Locomotive R766

R 766 was commissioned in 1952 as one of 70 members of the Victorian Railway’s R-class 4-6-4 ‘Hudson’ main line passenger locomotives. These locomotives were designed by Victorian Railways and were urgently required in post-World War 2 period, but construction had been delayed by competing priorities. Eventually construction was outsourced to the North British Locomotive Company, Glasgow but, as with so many post-war steam locomotives orders, delivery ultimately came years after the demand had required. The R-class superseded the A2-class 4-6-0 locomotives on fast passenger turns however the simultaneous arrival of first-generation diesels reduced their usefulness and the R-class was destined for relatively short lives and low mileages.

R 766 was among the last of the class in traffic when withdrawn in 1968, many sisters having already been scrapped. It was stored at Newport Workshops for some years before being restored to operation for enthusiast railtour duties. During the 1990’s this locomotive was maintained alongside the Steamrail Victoria loco fleet at Newport Workshops and wore an attractive (but non-original) Canadian Red livery.

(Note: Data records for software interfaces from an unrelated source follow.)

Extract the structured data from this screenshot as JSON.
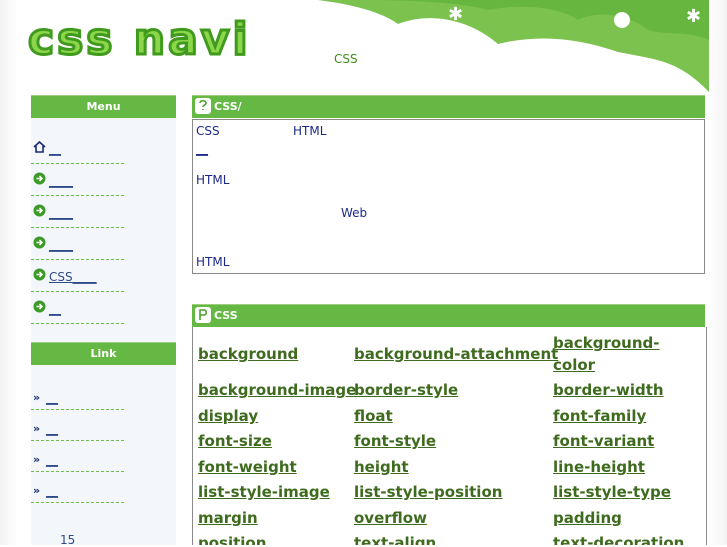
{
  "header": {
    "logo_text": "css navi",
    "tagline": "CSS"
  },
  "sidebar": {
    "menu_title": "Menu",
    "menu_items": [
      {
        "icon": "home-icon",
        "label": "__"
      },
      {
        "icon": "arrow-right-circle-icon",
        "label": "____"
      },
      {
        "icon": "arrow-right-circle-icon",
        "label": "____"
      },
      {
        "icon": "arrow-right-circle-icon",
        "label": "____"
      },
      {
        "icon": "arrow-right-circle-icon",
        "label": "CSS____"
      },
      {
        "icon": "arrow-right-circle-icon",
        "label": "__"
      }
    ],
    "link_title": "Link",
    "link_items": [
      {
        "icon": "double-chevron-icon",
        "label": "__"
      },
      {
        "icon": "double-chevron-icon",
        "label": "__"
      },
      {
        "icon": "double-chevron-icon",
        "label": "__"
      },
      {
        "icon": "double-chevron-icon",
        "label": "__"
      }
    ],
    "counter": "15"
  },
  "intro": {
    "title": "CSS/",
    "lines": [
      "CSS",
      "HTML",
      "__",
      "HTML",
      "Web",
      "HTML"
    ]
  },
  "properties": {
    "title": "CSS",
    "items": [
      "background",
      "background-attachment",
      "background-color",
      "background-image",
      "border-style",
      "border-width",
      "display",
      "float",
      "font-family",
      "font-size",
      "font-style",
      "font-variant",
      "font-weight",
      "height",
      "line-height",
      "list-style-image",
      "list-style-position",
      "list-style-type",
      "margin",
      "overflow",
      "padding",
      "position",
      "text-align",
      "text-decoration"
    ]
  },
  "colors": {
    "accent_green": "#66b845",
    "logo_green": "#8bd64a",
    "link_green": "#3e6b1e",
    "text_blue": "#1b2a8a"
  }
}
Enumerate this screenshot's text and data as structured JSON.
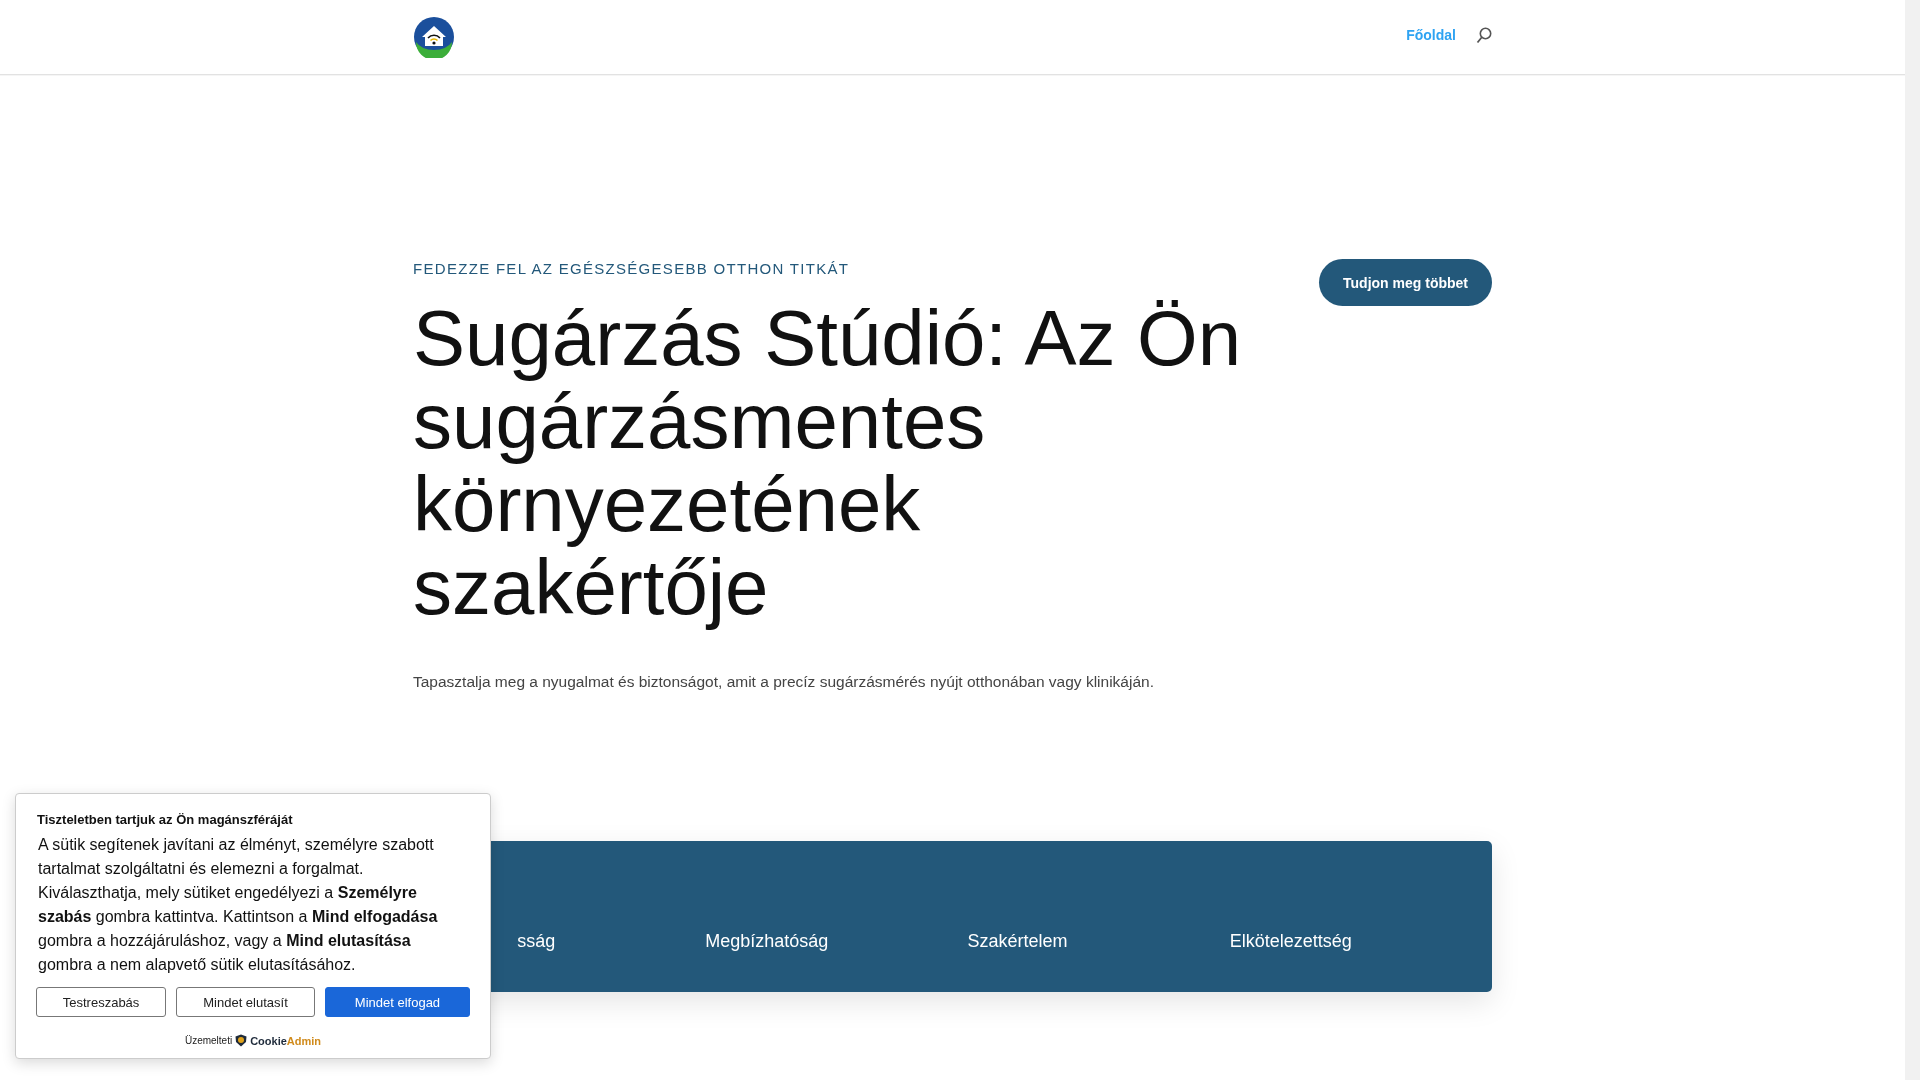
{
  "header": {
    "nav": [
      {
        "label": "Főoldal",
        "selected": true
      }
    ]
  },
  "hero": {
    "eyebrow": "FEDEZZE FEL AZ EGÉSZSÉGESEBB OTTHON TITKÁT",
    "title": "Sugárzás Stúdió: Az Ön sugárzásmentes környezetének szakértője",
    "subtitle": "Tapasztalja meg a nyugalmat és biztonságot, amit a precíz sugárzásmérés nyújt otthonában vagy klinikáján.",
    "button": "Tudjon meg többet"
  },
  "values": [
    {
      "label": "sság",
      "kind": "clipped"
    },
    {
      "label": "Megbízhatóság",
      "kind": "full"
    },
    {
      "label": "Szakértelem",
      "kind": "full"
    },
    {
      "label": "Elkötelezettség",
      "kind": "full"
    }
  ],
  "cookie": {
    "title": "Tiszteletben tartjuk az Ön magánszféráját",
    "text": "A sütik segítenek javítani az élményt, személyre szabott tartalmat szolgáltatni és elemezni a forgalmat. Kiválaszthatja, mely sütiket engedélyezi a **Személyre szabás** gombra kattintva. Kattintson a **Mind elfogadása** gombra a hozzájáruláshoz, vagy a **Mind elutasítása** gombra a nem alapvető sütik elutasításához.",
    "buttons": [
      {
        "label": "Testreszabás",
        "kind": "outline"
      },
      {
        "label": "Mindet elutasít",
        "kind": "outline"
      },
      {
        "label": "Mindet elfogad",
        "kind": "primary"
      }
    ],
    "powered": "Üzemelteti",
    "brand_a": "Cookie",
    "brand_b": "Admin"
  }
}
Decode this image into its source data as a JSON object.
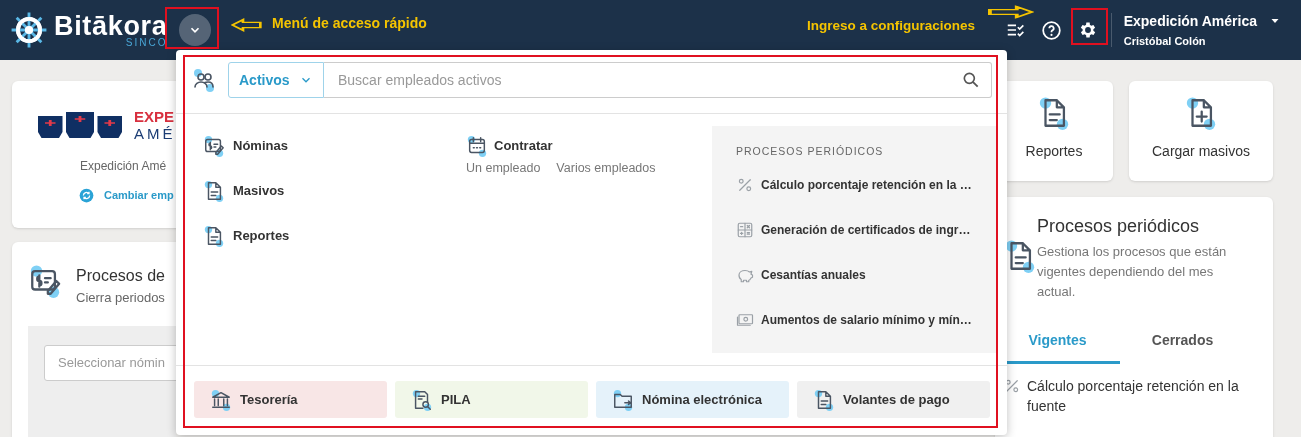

In May 2005 came the interesting news that R 766 had been leased to the Hunter Valley Railway Trust for movement to Branxton, NSW and conversion to standard gauge. This significant work has now been largely completed, featuring a few modifications such as the replacement of the leading bogie spoked wheel centres with those of the disc variety. Interestingly, the main driving wheels were swapped with those of sister R700 prior to fitting on new standard-gauge axles. Photographs from Branxton in November 2014 showed R 766 generally complete and being fettled and painted in preparation for testing and certification.